Wetzlar is a city located in the state of Hesse, Germany.
William II (February 1227 – 28 January 1256) was a Count of Holland and Zeeland from 1234 until his death.
Worms is a city in Rhineland-Palatinate, Germany, situated on the Upper Rhine about south-southwest of Frankfurt-am-Main.
Wrocław (Breslau; Vratislav; Vratislavia) is the largest city in western Poland.
Yiddish (ייִדיש, יידיש or אידיש, yidish/idish, "Jewish",; in older sources ייִדיש-טײַטש Yidish-Taitsh, Judaeo-German) is the historical language of the Ashkenazi Jews.

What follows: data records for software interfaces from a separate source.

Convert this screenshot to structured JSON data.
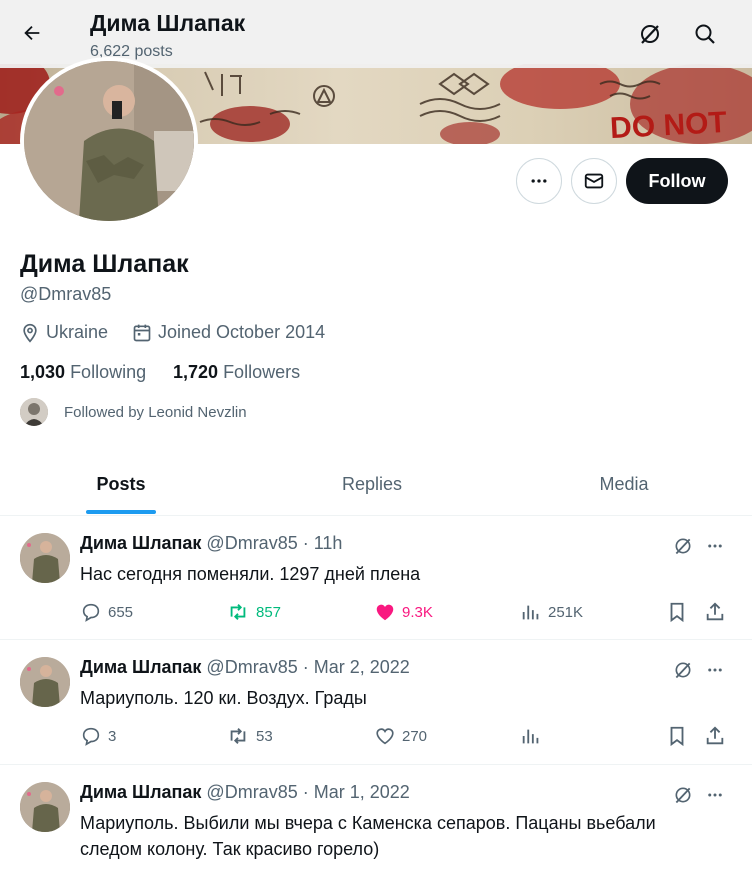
{
  "header": {
    "name": "Дима Шлапак",
    "posts_count": "6,622 posts"
  },
  "banner": {
    "text": "DO NOT"
  },
  "profile": {
    "name": "Дима Шлапак",
    "handle": "@Dmrav85",
    "location": "Ukraine",
    "joined": "Joined October 2014",
    "following_count": "1,030",
    "following_label": "Following",
    "followers_count": "1,720",
    "followers_label": "Followers",
    "followed_by": "Followed by Leonid Nevzlin",
    "follow_button": "Follow"
  },
  "tabs": [
    {
      "label": "Posts",
      "active": true
    },
    {
      "label": "Replies",
      "active": false
    },
    {
      "label": "Media",
      "active": false
    }
  ],
  "posts": [
    {
      "name": "Дима Шлапак",
      "meta": "@Dmrav85 · 11h",
      "lines": [
        "Нас сегодня поменяли. 1297 дней плена"
      ],
      "replies": "655",
      "reposts": "857",
      "likes": "9.3K",
      "views": "251K",
      "reposted": true,
      "liked": true
    },
    {
      "name": "Дима Шлапак",
      "meta": "@Dmrav85 · Mar 2, 2022",
      "lines": [
        "Мариуполь. 120 ки. Воздух. Грады"
      ],
      "replies": "3",
      "reposts": "53",
      "likes": "270",
      "views": "",
      "reposted": false,
      "liked": false
    },
    {
      "name": "Дима Шлапак",
      "meta": "@Dmrav85 · Mar 1, 2022",
      "lines": [
        "Мариуполь. Выбили мы вчера с Каменска сепаров. Пацаны вьебали",
        "следом колону. Так красиво горело)"
      ]
    }
  ],
  "colors": {
    "accent": "#1d9bf0",
    "repost_active": "#00ba7c",
    "like_active": "#f91880",
    "muted": "#536471",
    "text": "#0f1419"
  }
}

12th century in Germany, 13th century in Germany, 14th century in Germany, 15th century in Germany, 15th-century Germany, 1st Reich, Czech Republic/Sacrum, Empire of the german nation, Empire of the germans, First German Empire, First German Reich, First Reich, German Late Middle Ages, Germany in the 15th century, HREGN, Heiliges Roemisches Reich Deutscher Nation, Heiliges Romisches Reich Deutscher Nation, Heiliges Römisches Reich, Heiliges Römisches Reich Deutscher Nation, Holy Empire, Holy Reich, Holy Roman, Holy Roman Empire (of the German nation), Holy Roman Empire of German Nation, Holy Roman Empire of the German Nation, Holy Roman Empire of the German nation, Holy Roman Realm of the German Nation, Holy Roman empire, Holy Rome, Holy roman, Holy roman empire, Holy-Roman Empire, I Reich, Imperial court (Holy Roman Empire), Imperium Romanum Sacrum, Interregnum (Holy Roman Empire), Late Medieval Germany, Late medieval Germany, Ottonian empire, Roman Empire of the German Nation, Roman Holy Empire, Roman-German Empire, Sacro Romano Impero, Sacrum Romanum Imperium, Teutonic Empire, The Holy Roman Empire.